Australia is now home to over 24 million people. In the last 30 years our population has grown by 30%. Finding people is an increasingly difficult proposition?
You will never get another moment than when you are taking instructions to prepare a will with a lucid client in front of you. Capitalise on that moment with these simple tips so that estate administrators are not faced with unidentified or missing beneficiaries.
OBTAIN AND INCLUDE MIDDLE NAMES
A middle name can be key, especially in cases where the first and/or surname is common. Consider a search for “Peter Johnson” versus a search for “Peter Maxwell Johnson”. The two scenarios present very different prospects in a missing beneficiary search.
INCLUDE THE CURRENT ADDRESS FOR THE BENEFICIARY
This is incredibly useful. It may seem unnecessary and cumbersome but knowledge of an address at the date of the will is usually the most critical piece of information for tracing beneficiaries at a future time.

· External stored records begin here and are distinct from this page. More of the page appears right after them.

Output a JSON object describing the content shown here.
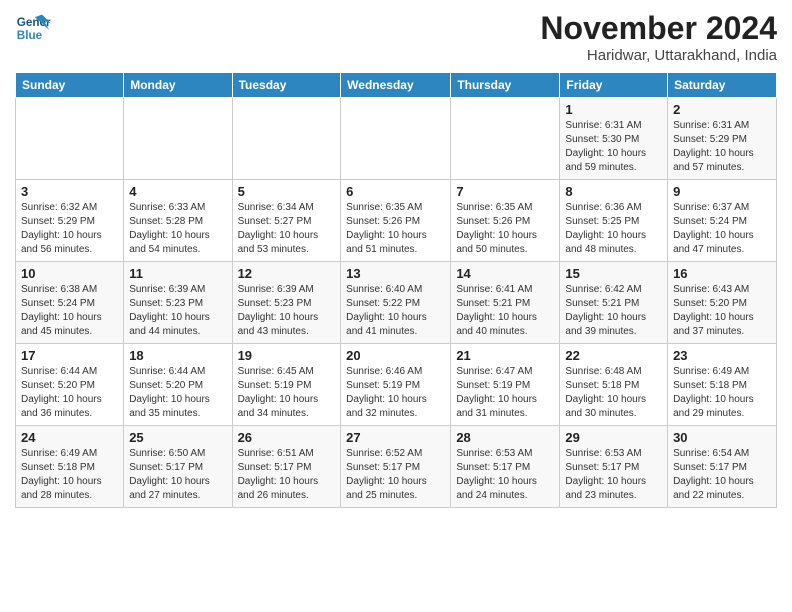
{
  "header": {
    "logo_line1": "General",
    "logo_line2": "Blue",
    "month_title": "November 2024",
    "location": "Haridwar, Uttarakhand, India"
  },
  "weekdays": [
    "Sunday",
    "Monday",
    "Tuesday",
    "Wednesday",
    "Thursday",
    "Friday",
    "Saturday"
  ],
  "weeks": [
    [
      {
        "day": "",
        "info": ""
      },
      {
        "day": "",
        "info": ""
      },
      {
        "day": "",
        "info": ""
      },
      {
        "day": "",
        "info": ""
      },
      {
        "day": "",
        "info": ""
      },
      {
        "day": "1",
        "info": "Sunrise: 6:31 AM\nSunset: 5:30 PM\nDaylight: 10 hours and 59 minutes."
      },
      {
        "day": "2",
        "info": "Sunrise: 6:31 AM\nSunset: 5:29 PM\nDaylight: 10 hours and 57 minutes."
      }
    ],
    [
      {
        "day": "3",
        "info": "Sunrise: 6:32 AM\nSunset: 5:29 PM\nDaylight: 10 hours and 56 minutes."
      },
      {
        "day": "4",
        "info": "Sunrise: 6:33 AM\nSunset: 5:28 PM\nDaylight: 10 hours and 54 minutes."
      },
      {
        "day": "5",
        "info": "Sunrise: 6:34 AM\nSunset: 5:27 PM\nDaylight: 10 hours and 53 minutes."
      },
      {
        "day": "6",
        "info": "Sunrise: 6:35 AM\nSunset: 5:26 PM\nDaylight: 10 hours and 51 minutes."
      },
      {
        "day": "7",
        "info": "Sunrise: 6:35 AM\nSunset: 5:26 PM\nDaylight: 10 hours and 50 minutes."
      },
      {
        "day": "8",
        "info": "Sunrise: 6:36 AM\nSunset: 5:25 PM\nDaylight: 10 hours and 48 minutes."
      },
      {
        "day": "9",
        "info": "Sunrise: 6:37 AM\nSunset: 5:24 PM\nDaylight: 10 hours and 47 minutes."
      }
    ],
    [
      {
        "day": "10",
        "info": "Sunrise: 6:38 AM\nSunset: 5:24 PM\nDaylight: 10 hours and 45 minutes."
      },
      {
        "day": "11",
        "info": "Sunrise: 6:39 AM\nSunset: 5:23 PM\nDaylight: 10 hours and 44 minutes."
      },
      {
        "day": "12",
        "info": "Sunrise: 6:39 AM\nSunset: 5:23 PM\nDaylight: 10 hours and 43 minutes."
      },
      {
        "day": "13",
        "info": "Sunrise: 6:40 AM\nSunset: 5:22 PM\nDaylight: 10 hours and 41 minutes."
      },
      {
        "day": "14",
        "info": "Sunrise: 6:41 AM\nSunset: 5:21 PM\nDaylight: 10 hours and 40 minutes."
      },
      {
        "day": "15",
        "info": "Sunrise: 6:42 AM\nSunset: 5:21 PM\nDaylight: 10 hours and 39 minutes."
      },
      {
        "day": "16",
        "info": "Sunrise: 6:43 AM\nSunset: 5:20 PM\nDaylight: 10 hours and 37 minutes."
      }
    ],
    [
      {
        "day": "17",
        "info": "Sunrise: 6:44 AM\nSunset: 5:20 PM\nDaylight: 10 hours and 36 minutes."
      },
      {
        "day": "18",
        "info": "Sunrise: 6:44 AM\nSunset: 5:20 PM\nDaylight: 10 hours and 35 minutes."
      },
      {
        "day": "19",
        "info": "Sunrise: 6:45 AM\nSunset: 5:19 PM\nDaylight: 10 hours and 34 minutes."
      },
      {
        "day": "20",
        "info": "Sunrise: 6:46 AM\nSunset: 5:19 PM\nDaylight: 10 hours and 32 minutes."
      },
      {
        "day": "21",
        "info": "Sunrise: 6:47 AM\nSunset: 5:19 PM\nDaylight: 10 hours and 31 minutes."
      },
      {
        "day": "22",
        "info": "Sunrise: 6:48 AM\nSunset: 5:18 PM\nDaylight: 10 hours and 30 minutes."
      },
      {
        "day": "23",
        "info": "Sunrise: 6:49 AM\nSunset: 5:18 PM\nDaylight: 10 hours and 29 minutes."
      }
    ],
    [
      {
        "day": "24",
        "info": "Sunrise: 6:49 AM\nSunset: 5:18 PM\nDaylight: 10 hours and 28 minutes."
      },
      {
        "day": "25",
        "info": "Sunrise: 6:50 AM\nSunset: 5:17 PM\nDaylight: 10 hours and 27 minutes."
      },
      {
        "day": "26",
        "info": "Sunrise: 6:51 AM\nSunset: 5:17 PM\nDaylight: 10 hours and 26 minutes."
      },
      {
        "day": "27",
        "info": "Sunrise: 6:52 AM\nSunset: 5:17 PM\nDaylight: 10 hours and 25 minutes."
      },
      {
        "day": "28",
        "info": "Sunrise: 6:53 AM\nSunset: 5:17 PM\nDaylight: 10 hours and 24 minutes."
      },
      {
        "day": "29",
        "info": "Sunrise: 6:53 AM\nSunset: 5:17 PM\nDaylight: 10 hours and 23 minutes."
      },
      {
        "day": "30",
        "info": "Sunrise: 6:54 AM\nSunset: 5:17 PM\nDaylight: 10 hours and 22 minutes."
      }
    ]
  ]
}
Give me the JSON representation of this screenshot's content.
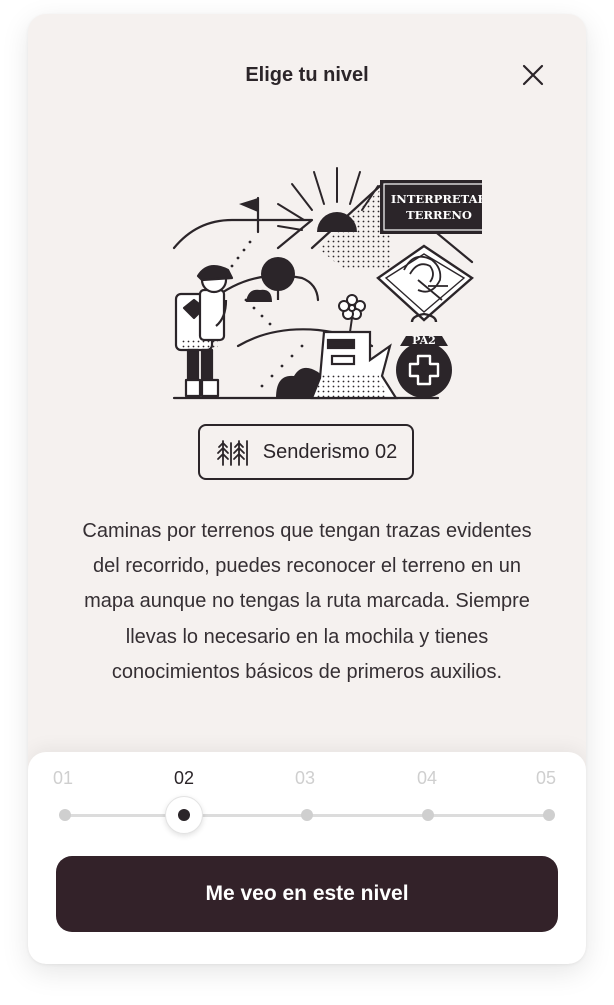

INCLUDE THE MAIDEN NAME FOR MARRIED FEMALES
Marital status is not apparent in a name. If however, instead of Mary Hamilton, you draft the clause for a legacy to Mary Hamilton (nee Schultz), that makes a significant difference to later tracing her. Immediately we know this beneficiary was married at the time of the will with the maiden name Schultz, two vital leads.
INDICATE WHAT RELATIONSHIP THE BENEFICIARY HAS WITH THE TESTATOR
This provides a vital clue when mapping the deceased’s life and how the beneficiary fits into it. Is the beneficiary a friend, a niece or a cousin? Knowing this can provide a key indicator of an age range among other things. A niece will have a different age range from a brother for example. When we understand how they fit in, we formulate the appropriate strategy for finding them.
ALWAYS CHECK AND DOUBLE CHECK SPELLING
One testator wanted to leave $20,000 to Grace Shephard. But Grace Shephard is not the same person as Grace Shepherd. Our search found an extraordinary number of people with this name or a variation of it. Beware of typographical errors to avoid a wild goose chase.
The value of adopting these measures increases with time. As the testator ages and eventually dies, so too do the beneficiaries. The prospects of establishing whether they were or were not the intended beneficiary are generally poor.
Every piece of unique information recorded in the will that differentiates your client’s beneficiary from the rest of the population increases your chances of ensuring you give full effect to the testator?s wishes.
Putting these tips into practice:
Did you know that we can help properly identify and locate beneficiaries as part of drafting a will? If your client does not know where or even who they wish to leave their estate to, then you can help them find out. We recently identified all first cousins for a solicitor drafting a will. We established who they were, whether they were living and if they were living, where they were residing. It was a worthwhile investment in the future administration of the estate.